Teens appear to dominate YouNow. While teens make up the majority of performers, anyone can watch the live broadcasts without registering. Simply, go to YouNow and click around to watch trending people and topics. It is only if someone wants to take part in the chat or broadcast themselves live do they need to sign up. Teens must sign up through their existing Facebook, Twitter, Instagram or Google+ account. Once they sign up, they create their public profile and start broadcasting.
It is June and June is my January. This is when I look back over the past year and make plans for the next. I always kick off summer with a list of new projects. On my list this year, along with organizing photos, is revisiting our family phone contract. With my youngest starting middle school, we will be looking at a new phone and a new contract.
It is fitting that June is Internet Safety Month. NCSA and ConnectSafely are working together to offer tips and strategies for helping families managing technology use. “June is a great time to appreciate the warm weather and to consider how the season impacts our online lives.
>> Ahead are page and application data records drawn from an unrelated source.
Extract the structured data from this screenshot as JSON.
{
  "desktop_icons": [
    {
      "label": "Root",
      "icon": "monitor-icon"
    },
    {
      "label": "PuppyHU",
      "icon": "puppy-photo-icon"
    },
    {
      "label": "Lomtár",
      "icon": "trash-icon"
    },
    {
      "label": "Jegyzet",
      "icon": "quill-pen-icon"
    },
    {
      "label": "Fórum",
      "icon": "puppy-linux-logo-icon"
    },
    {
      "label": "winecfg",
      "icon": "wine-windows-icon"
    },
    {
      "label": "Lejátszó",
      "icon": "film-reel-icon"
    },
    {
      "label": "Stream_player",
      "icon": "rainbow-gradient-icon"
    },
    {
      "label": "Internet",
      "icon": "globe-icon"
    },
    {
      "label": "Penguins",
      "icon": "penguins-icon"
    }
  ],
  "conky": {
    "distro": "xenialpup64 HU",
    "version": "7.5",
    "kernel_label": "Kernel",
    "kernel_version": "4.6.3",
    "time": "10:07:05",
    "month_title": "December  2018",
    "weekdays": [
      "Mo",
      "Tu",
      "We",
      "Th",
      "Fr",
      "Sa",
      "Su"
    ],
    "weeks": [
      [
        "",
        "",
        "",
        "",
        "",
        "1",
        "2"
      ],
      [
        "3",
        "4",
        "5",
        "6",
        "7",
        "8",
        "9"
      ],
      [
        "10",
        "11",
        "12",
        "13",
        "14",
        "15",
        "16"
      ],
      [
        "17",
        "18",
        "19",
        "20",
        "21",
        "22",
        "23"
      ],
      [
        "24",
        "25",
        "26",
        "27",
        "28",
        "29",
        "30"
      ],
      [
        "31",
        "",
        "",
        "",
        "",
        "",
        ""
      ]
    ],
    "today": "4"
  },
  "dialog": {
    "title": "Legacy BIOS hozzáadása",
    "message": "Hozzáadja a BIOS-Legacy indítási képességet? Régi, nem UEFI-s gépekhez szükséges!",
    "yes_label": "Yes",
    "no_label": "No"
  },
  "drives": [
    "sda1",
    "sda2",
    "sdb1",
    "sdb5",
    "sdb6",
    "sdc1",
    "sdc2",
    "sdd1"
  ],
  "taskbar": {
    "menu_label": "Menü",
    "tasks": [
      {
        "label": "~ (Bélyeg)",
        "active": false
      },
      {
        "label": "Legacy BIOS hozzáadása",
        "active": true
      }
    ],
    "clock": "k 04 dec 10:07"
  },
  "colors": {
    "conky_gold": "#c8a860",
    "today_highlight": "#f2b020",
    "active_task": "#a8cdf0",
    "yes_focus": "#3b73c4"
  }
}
The Internet greatly enhances our summer experiences as we use technology to plan, enrich and share our activities,” said Michael Kaiser, NCSA’s executive director. “With some smart practices, you can help protect yourself, your family and the extended online community while using the Internet with greater confidence.”
Thankfully, they are a lot of great websites and books to help parents boost their digital parenting confidence. A few weeks ago, I published a list of some of my favorite websites. This week, I have put together a list of digital parenting books. This list is from my Pinterest board. Most of these I have read and a few are on my to read list. These books are full of tips and strategies for all ages. Celebrate Internet Safety Month by adding one of these to your summer reading list. (If you know of a great book I missed, send me the link and I will add it.)
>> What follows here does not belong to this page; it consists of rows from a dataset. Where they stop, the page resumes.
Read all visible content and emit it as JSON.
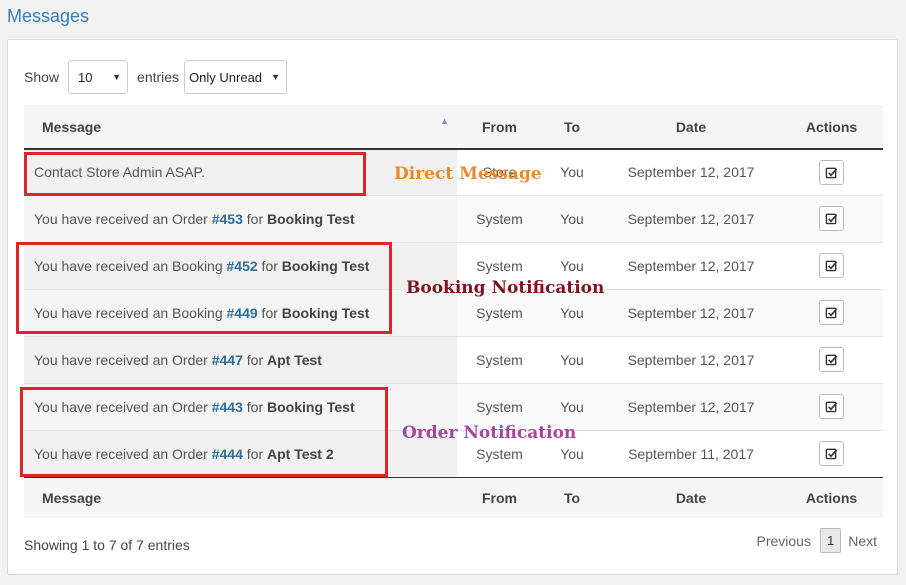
{
  "page": {
    "title": "Messages"
  },
  "controls": {
    "show_label": "Show",
    "entries_label": "entries",
    "page_length": "10",
    "filter": "Only Unread"
  },
  "table": {
    "columns": [
      "Message",
      "From",
      "To",
      "Date",
      "Actions"
    ],
    "rows": [
      {
        "text": "Contact Store Admin ASAP.",
        "from": "Store",
        "to": "You",
        "date": "September 12, 2017"
      },
      {
        "prefix": "You have received an Order ",
        "number": "#453",
        "mid": " for ",
        "item": "Booking Test",
        "from": "System",
        "to": "You",
        "date": "September 12, 2017"
      },
      {
        "prefix": "You have received an Booking ",
        "number": "#452",
        "mid": " for ",
        "item": "Booking Test",
        "from": "System",
        "to": "You",
        "date": "September 12, 2017"
      },
      {
        "prefix": "You have received an Booking ",
        "number": "#449",
        "mid": " for ",
        "item": "Booking Test",
        "from": "System",
        "to": "You",
        "date": "September 12, 2017"
      },
      {
        "prefix": "You have received an Order ",
        "number": "#447",
        "mid": " for ",
        "item": "Apt Test",
        "from": "System",
        "to": "You",
        "date": "September 12, 2017"
      },
      {
        "prefix": "You have received an Order ",
        "number": "#443",
        "mid": " for ",
        "item": "Booking Test",
        "from": "System",
        "to": "You",
        "date": "September 12, 2017"
      },
      {
        "prefix": "You have received an Order ",
        "number": "#444",
        "mid": " for ",
        "item": "Apt Test 2",
        "from": "System",
        "to": "You",
        "date": "September 11, 2017"
      }
    ]
  },
  "footer": {
    "info": "Showing 1 to 7 of 7 entries",
    "previous": "Previous",
    "current_page": "1",
    "next": "Next"
  },
  "annotations": {
    "direct": {
      "label": "Direct Message",
      "color": "#f0882a"
    },
    "booking": {
      "label": "Booking Notification",
      "color": "#7d1520"
    },
    "order": {
      "label": "Order Notification",
      "color": "#a3479e"
    },
    "box_color": "#e0222b"
  },
  "icons": {
    "sort": "sort-ascending-icon",
    "action": "check-square-icon"
  }
}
When my kids were little, I belonged to a co-op preschool. At the co-op, we had monthly parent education meetings. During these meetings, we shared what was going on with our little ones. I usually left feeling relieved that my child was not the only one who could not write their name and had a few strategies for how to make carrots more interesting.
Often I think back to these meetings, when I give my digital parenting presentations. My favorite part is talking with parents and hearing about what is happening in their house. Most parents are asking the same questions. Is my kid the only one who is on Twitter, Instagram and Snapchat? Who are they sharing with on all these sites? Does everyone really have a smartphone? Usually, we discover most of our kids are doing similar things. For better or for worse, we are all in the same boat.
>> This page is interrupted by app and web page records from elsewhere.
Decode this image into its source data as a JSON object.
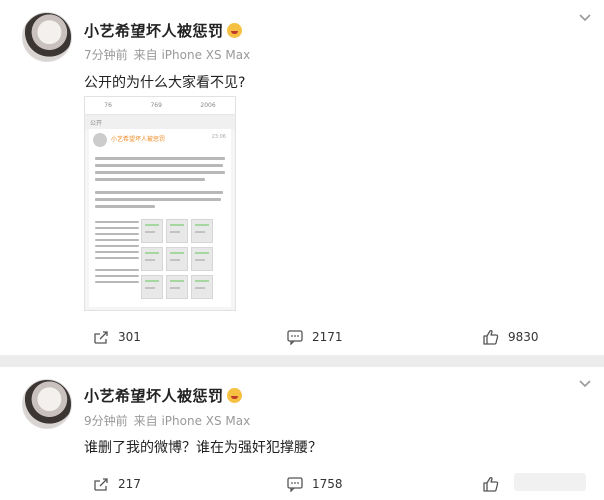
{
  "posts": [
    {
      "username": "小艺希望坏人被惩罚",
      "time": "7分钟前",
      "source": "来自 iPhone XS Max",
      "text": "公开的为什么大家看不见?",
      "embed": {
        "stats": [
          "76",
          "769",
          "2006"
        ],
        "public_label": "公开",
        "inner_name": "小艺希望坏人被惩罚",
        "inner_time": "23:06"
      },
      "share_count": "301",
      "comment_count": "2171",
      "like_count": "9830"
    },
    {
      "username": "小艺希望坏人被惩罚",
      "time": "9分钟前",
      "source": "来自 iPhone XS Max",
      "text": "谁删了我的微博？谁在为强奸犯撑腰？",
      "share_count": "217",
      "comment_count": "1758",
      "like_count": ""
    }
  ],
  "icons": {
    "more": "chevron-down-icon",
    "share": "share-icon",
    "comment": "comment-icon",
    "like": "like-icon",
    "emoji": "crying-face-icon"
  },
  "colors": {
    "username": "#222222",
    "meta": "#999999",
    "embed_name": "#f08a24"
  }
}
Last week, the Pew Research released Teen, Social Media and Technology Overview which answered some of these same questions. Pew Research asked American teens, ages 13-17, about what technology they used, what social networks they frequented and what they were doing online. As I read through this study, I found it reflected what I am seeing and hearing from parents.
Next week is spring break. When the kids were younger, vacations were simply a chance to do something fun and miss school. I have noticed, as they have gotten older, they need a vacation. With AP classes, extracurricular activities and the fear of missing out, they are dealing with a lot of stress and anxiety. Both of them are looking forward to a week without the social and mental pressures of school.
According to researchers at Penn State, when it comes to privacy management, adults and teens think very differently. While most adults think first and then ask questions, teens tend to take the risk and then seek help. Unfortunately, the privacy settings on many apps are initially set at the most lenient level. While teens prefer to download and go, making them slow down and change the privacy settings in the beginning can limit problems in the future. This is certainly true with ooVoo.
ooVoo is a messaging app like Kik. It has been around for a while but recently it has been popping on my twitter feed and news alerts. Teens are moving to this app because unlike other services, teens can chat with their Apple friends as easily as their Android buddies or even their laptop friend. While ooVoo is ideal for hosting a study group session, parents and teens should take care. If teens do not lock down their settings, they may see a lot more than a smiling face.